(Data shown begins)

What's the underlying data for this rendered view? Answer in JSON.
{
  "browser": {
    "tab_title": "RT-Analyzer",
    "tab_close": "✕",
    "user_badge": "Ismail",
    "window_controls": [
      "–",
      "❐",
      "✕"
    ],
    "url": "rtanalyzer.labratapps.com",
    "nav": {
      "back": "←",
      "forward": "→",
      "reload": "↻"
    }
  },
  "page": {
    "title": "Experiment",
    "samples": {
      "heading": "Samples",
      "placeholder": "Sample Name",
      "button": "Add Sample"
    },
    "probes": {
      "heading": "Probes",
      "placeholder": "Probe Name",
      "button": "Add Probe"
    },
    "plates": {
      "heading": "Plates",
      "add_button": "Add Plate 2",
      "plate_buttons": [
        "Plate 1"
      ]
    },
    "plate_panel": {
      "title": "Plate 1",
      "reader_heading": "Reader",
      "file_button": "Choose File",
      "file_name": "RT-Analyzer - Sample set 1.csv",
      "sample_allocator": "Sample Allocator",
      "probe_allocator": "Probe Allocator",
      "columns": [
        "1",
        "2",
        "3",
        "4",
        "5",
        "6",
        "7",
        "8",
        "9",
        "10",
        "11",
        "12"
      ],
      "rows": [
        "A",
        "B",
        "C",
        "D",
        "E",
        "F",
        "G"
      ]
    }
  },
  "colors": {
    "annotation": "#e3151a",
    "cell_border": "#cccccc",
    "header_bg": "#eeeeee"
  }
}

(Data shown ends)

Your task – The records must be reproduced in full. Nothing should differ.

Output below –
What's the underlying data for this rendered view? Answer in JSON.
{
  "browser": {
    "tab_title": "RT-Analyzer",
    "tab_close": "✕",
    "user_badge": "Ismail",
    "window_controls": [
      "–",
      "❐",
      "✕"
    ],
    "url": "rtanalyzer.labratapps.com",
    "nav": {
      "back": "←",
      "forward": "→",
      "reload": "↻"
    }
  },
  "page": {
    "title": "Experiment",
    "samples": {
      "heading": "Samples",
      "placeholder": "Sample Name",
      "button": "Add Sample"
    },
    "probes": {
      "heading": "Probes",
      "placeholder": "Probe Name",
      "button": "Add Probe"
    },
    "plates": {
      "heading": "Plates",
      "add_button": "Add Plate 2",
      "plate_buttons": [
        "Plate 1"
      ]
    },
    "plate_panel": {
      "title": "Plate 1",
      "reader_heading": "Reader",
      "file_button": "Choose File",
      "file_name": "RT-Analyzer - Sample set 1.csv",
      "sample_allocator": "Sample Allocator",
      "probe_allocator": "Probe Allocator",
      "columns": [
        "1",
        "2",
        "3",
        "4",
        "5",
        "6",
        "7",
        "8",
        "9",
        "10",
        "11",
        "12"
      ],
      "rows": [
        "A",
        "B",
        "C",
        "D",
        "E",
        "F",
        "G"
      ]
    }
  },
  "colors": {
    "annotation": "#e3151a",
    "cell_border": "#cccccc",
    "header_bg": "#eeeeee"
  }
}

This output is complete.